Problem to solve:
Present the following entries again, word for word and in full.
>>>
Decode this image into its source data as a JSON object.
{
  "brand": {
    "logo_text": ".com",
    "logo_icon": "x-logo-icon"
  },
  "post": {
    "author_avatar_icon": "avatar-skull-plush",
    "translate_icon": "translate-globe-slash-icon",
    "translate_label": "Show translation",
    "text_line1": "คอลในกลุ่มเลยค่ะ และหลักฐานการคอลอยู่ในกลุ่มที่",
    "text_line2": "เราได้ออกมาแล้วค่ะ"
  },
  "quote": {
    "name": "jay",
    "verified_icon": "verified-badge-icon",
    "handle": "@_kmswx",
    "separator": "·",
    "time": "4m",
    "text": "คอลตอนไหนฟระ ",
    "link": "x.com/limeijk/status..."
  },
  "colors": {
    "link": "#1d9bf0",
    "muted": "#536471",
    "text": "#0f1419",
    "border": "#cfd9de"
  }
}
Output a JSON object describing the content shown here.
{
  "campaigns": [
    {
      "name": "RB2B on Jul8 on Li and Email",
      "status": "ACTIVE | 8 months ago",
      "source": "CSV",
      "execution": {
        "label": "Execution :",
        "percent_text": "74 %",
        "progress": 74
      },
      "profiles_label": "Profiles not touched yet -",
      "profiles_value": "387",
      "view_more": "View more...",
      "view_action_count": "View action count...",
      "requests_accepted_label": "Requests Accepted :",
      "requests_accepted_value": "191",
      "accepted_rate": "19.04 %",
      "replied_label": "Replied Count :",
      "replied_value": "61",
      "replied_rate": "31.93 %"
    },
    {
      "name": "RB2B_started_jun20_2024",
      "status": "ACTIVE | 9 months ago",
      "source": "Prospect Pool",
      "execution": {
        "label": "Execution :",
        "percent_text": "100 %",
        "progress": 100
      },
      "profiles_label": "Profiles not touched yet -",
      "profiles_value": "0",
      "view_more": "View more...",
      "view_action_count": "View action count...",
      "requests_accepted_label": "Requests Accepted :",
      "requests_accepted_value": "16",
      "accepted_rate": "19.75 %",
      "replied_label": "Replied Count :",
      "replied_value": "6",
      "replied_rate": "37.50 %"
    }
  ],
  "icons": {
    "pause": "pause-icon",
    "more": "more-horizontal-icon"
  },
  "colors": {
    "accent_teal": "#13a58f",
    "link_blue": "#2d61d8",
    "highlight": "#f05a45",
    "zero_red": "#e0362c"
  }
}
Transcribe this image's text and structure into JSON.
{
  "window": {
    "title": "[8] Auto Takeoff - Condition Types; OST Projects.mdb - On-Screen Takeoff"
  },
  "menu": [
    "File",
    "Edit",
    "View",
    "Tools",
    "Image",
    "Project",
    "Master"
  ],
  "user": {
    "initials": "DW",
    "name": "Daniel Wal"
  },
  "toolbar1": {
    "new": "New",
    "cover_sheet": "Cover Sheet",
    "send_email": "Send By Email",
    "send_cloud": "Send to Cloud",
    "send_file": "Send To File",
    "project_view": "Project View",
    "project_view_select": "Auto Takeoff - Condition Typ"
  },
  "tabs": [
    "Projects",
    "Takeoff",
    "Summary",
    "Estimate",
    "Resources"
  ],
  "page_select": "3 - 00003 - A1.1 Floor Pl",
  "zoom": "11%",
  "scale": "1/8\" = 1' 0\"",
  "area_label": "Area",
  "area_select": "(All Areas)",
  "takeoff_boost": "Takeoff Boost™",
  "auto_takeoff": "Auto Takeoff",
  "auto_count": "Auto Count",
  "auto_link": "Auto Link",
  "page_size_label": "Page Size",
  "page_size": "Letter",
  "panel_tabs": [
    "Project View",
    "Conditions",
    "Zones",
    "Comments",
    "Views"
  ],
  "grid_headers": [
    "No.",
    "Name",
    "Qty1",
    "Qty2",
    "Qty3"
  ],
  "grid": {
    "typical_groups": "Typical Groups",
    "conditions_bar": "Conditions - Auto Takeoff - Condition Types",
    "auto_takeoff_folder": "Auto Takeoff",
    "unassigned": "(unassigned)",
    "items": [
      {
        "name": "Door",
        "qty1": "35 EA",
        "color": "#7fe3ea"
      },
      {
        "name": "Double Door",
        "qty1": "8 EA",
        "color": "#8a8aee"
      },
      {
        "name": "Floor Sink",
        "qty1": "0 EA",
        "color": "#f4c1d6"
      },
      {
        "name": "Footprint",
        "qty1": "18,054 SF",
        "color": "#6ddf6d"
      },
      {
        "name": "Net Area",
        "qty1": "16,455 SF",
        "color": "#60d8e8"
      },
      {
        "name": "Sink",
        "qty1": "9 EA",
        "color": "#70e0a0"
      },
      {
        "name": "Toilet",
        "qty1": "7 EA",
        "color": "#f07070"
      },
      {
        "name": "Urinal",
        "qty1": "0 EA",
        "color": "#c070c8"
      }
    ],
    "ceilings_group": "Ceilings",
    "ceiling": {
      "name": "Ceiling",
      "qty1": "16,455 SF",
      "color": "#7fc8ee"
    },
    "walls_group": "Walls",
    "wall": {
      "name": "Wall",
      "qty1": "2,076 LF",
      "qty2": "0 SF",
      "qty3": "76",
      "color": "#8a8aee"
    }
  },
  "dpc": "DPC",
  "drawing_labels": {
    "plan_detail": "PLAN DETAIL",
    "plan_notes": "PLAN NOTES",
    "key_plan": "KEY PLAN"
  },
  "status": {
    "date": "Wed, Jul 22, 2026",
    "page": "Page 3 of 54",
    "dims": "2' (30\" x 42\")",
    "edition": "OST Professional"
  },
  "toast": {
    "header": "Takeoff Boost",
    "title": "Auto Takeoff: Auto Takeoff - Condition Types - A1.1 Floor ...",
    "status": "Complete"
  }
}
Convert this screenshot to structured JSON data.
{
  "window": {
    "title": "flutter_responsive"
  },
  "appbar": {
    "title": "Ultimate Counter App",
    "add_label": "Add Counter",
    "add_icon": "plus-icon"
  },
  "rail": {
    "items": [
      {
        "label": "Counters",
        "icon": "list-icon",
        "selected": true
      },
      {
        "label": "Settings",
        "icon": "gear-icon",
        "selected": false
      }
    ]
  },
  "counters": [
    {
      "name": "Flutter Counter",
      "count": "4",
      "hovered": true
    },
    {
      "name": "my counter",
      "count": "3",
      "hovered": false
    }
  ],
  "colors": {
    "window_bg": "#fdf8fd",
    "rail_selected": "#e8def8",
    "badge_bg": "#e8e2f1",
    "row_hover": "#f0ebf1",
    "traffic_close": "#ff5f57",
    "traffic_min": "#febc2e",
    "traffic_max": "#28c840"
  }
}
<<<
Answer for the task:
Decode this image into its source data as a JSON object.
{
  "brand": {
    "logo_text": ".com",
    "logo_icon": "x-logo-icon"
  },
  "post": {
    "author_avatar_icon": "avatar-skull-plush",
    "translate_icon": "translate-globe-slash-icon",
    "translate_label": "Show translation",
    "text_line1": "คอลในกลุ่มเลยค่ะ และหลักฐานการคอลอยู่ในกลุ่มที่",
    "text_line2": "เราได้ออกมาแล้วค่ะ"
  },
  "quote": {
    "name": "jay",
    "verified_icon": "verified-badge-icon",
    "handle": "@_kmswx",
    "separator": "·",
    "time": "4m",
    "text": "คอลตอนไหนฟระ ",
    "link": "x.com/limeijk/status..."
  },
  "colors": {
    "link": "#1d9bf0",
    "muted": "#536471",
    "text": "#0f1419",
    "border": "#cfd9de"
  }
}
Output a JSON object describing the content shown here.
{
  "campaigns": [
    {
      "name": "RB2B on Jul8 on Li and Email",
      "status": "ACTIVE | 8 months ago",
      "source": "CSV",
      "execution": {
        "label": "Execution :",
        "percent_text": "74 %",
        "progress": 74
      },
      "profiles_label": "Profiles not touched yet -",
      "profiles_value": "387",
      "view_more": "View more...",
      "view_action_count": "View action count...",
      "requests_accepted_label": "Requests Accepted :",
      "requests_accepted_value": "191",
      "accepted_rate": "19.04 %",
      "replied_label": "Replied Count :",
      "replied_value": "61",
      "replied_rate": "31.93 %"
    },
    {
      "name": "RB2B_started_jun20_2024",
      "status": "ACTIVE | 9 months ago",
      "source": "Prospect Pool",
      "execution": {
        "label": "Execution :",
        "percent_text": "100 %",
        "progress": 100
      },
      "profiles_label": "Profiles not touched yet -",
      "profiles_value": "0",
      "view_more": "View more...",
      "view_action_count": "View action count...",
      "requests_accepted_label": "Requests Accepted :",
      "requests_accepted_value": "16",
      "accepted_rate": "19.75 %",
      "replied_label": "Replied Count :",
      "replied_value": "6",
      "replied_rate": "37.50 %"
    }
  ],
  "icons": {
    "pause": "pause-icon",
    "more": "more-horizontal-icon"
  },
  "colors": {
    "accent_teal": "#13a58f",
    "link_blue": "#2d61d8",
    "highlight": "#f05a45",
    "zero_red": "#e0362c"
  }
}
Transcribe this image's text and structure into JSON.
{
  "window": {
    "title": "[8] Auto Takeoff - Condition Types; OST Projects.mdb - On-Screen Takeoff"
  },
  "menu": [
    "File",
    "Edit",
    "View",
    "Tools",
    "Image",
    "Project",
    "Master"
  ],
  "user": {
    "initials": "DW",
    "name": "Daniel Wal"
  },
  "toolbar1": {
    "new": "New",
    "cover_sheet": "Cover Sheet",
    "send_email": "Send By Email",
    "send_cloud": "Send to Cloud",
    "send_file": "Send To File",
    "project_view": "Project View",
    "project_view_select": "Auto Takeoff - Condition Typ"
  },
  "tabs": [
    "Projects",
    "Takeoff",
    "Summary",
    "Estimate",
    "Resources"
  ],
  "page_select": "3 - 00003 - A1.1 Floor Pl",
  "zoom": "11%",
  "scale": "1/8\" = 1' 0\"",
  "area_label": "Area",
  "area_select": "(All Areas)",
  "takeoff_boost": "Takeoff Boost™",
  "auto_takeoff": "Auto Takeoff",
  "auto_count": "Auto Count",
  "auto_link": "Auto Link",
  "page_size_label": "Page Size",
  "page_size": "Letter",
  "panel_tabs": [
    "Project View",
    "Conditions",
    "Zones",
    "Comments",
    "Views"
  ],
  "grid_headers": [
    "No.",
    "Name",
    "Qty1",
    "Qty2",
    "Qty3"
  ],
  "grid": {
    "typical_groups": "Typical Groups",
    "conditions_bar": "Conditions - Auto Takeoff - Condition Types",
    "auto_takeoff_folder": "Auto Takeoff",
    "unassigned": "(unassigned)",
    "items": [
      {
        "name": "Door",
        "qty1": "35 EA",
        "color": "#7fe3ea"
      },
      {
        "name": "Double Door",
        "qty1": "8 EA",
        "color": "#8a8aee"
      },
      {
        "name": "Floor Sink",
        "qty1": "0 EA",
        "color": "#f4c1d6"
      },
      {
        "name": "Footprint",
        "qty1": "18,054 SF",
        "color": "#6ddf6d"
      },
      {
        "name": "Net Area",
        "qty1": "16,455 SF",
        "color": "#60d8e8"
      },
      {
        "name": "Sink",
        "qty1": "9 EA",
        "color": "#70e0a0"
      },
      {
        "name": "Toilet",
        "qty1": "7 EA",
        "color": "#f07070"
      },
      {
        "name": "Urinal",
        "qty1": "0 EA",
        "color": "#c070c8"
      }
    ],
    "ceilings_group": "Ceilings",
    "ceiling": {
      "name": "Ceiling",
      "qty1": "16,455 SF",
      "color": "#7fc8ee"
    },
    "walls_group": "Walls",
    "wall": {
      "name": "Wall",
      "qty1": "2,076 LF",
      "qty2": "0 SF",
      "qty3": "76",
      "color": "#8a8aee"
    }
  },
  "dpc": "DPC",
  "drawing_labels": {
    "plan_detail": "PLAN DETAIL",
    "plan_notes": "PLAN NOTES",
    "key_plan": "KEY PLAN"
  },
  "status": {
    "date": "Wed, Jul 22, 2026",
    "page": "Page 3 of 54",
    "dims": "2' (30\" x 42\")",
    "edition": "OST Professional"
  },
  "toast": {
    "header": "Takeoff Boost",
    "title": "Auto Takeoff: Auto Takeoff - Condition Types - A1.1 Floor ...",
    "status": "Complete"
  }
}
Convert this screenshot to structured JSON data.
{
  "window": {
    "title": "flutter_responsive"
  },
  "appbar": {
    "title": "Ultimate Counter App",
    "add_label": "Add Counter",
    "add_icon": "plus-icon"
  },
  "rail": {
    "items": [
      {
        "label": "Counters",
        "icon": "list-icon",
        "selected": true
      },
      {
        "label": "Settings",
        "icon": "gear-icon",
        "selected": false
      }
    ]
  },
  "counters": [
    {
      "name": "Flutter Counter",
      "count": "4",
      "hovered": true
    },
    {
      "name": "my counter",
      "count": "3",
      "hovered": false
    }
  ],
  "colors": {
    "window_bg": "#fdf8fd",
    "rail_selected": "#e8def8",
    "badge_bg": "#e8e2f1",
    "row_hover": "#f0ebf1",
    "traffic_close": "#ff5f57",
    "traffic_min": "#febc2e",
    "traffic_max": "#28c840"
  }
}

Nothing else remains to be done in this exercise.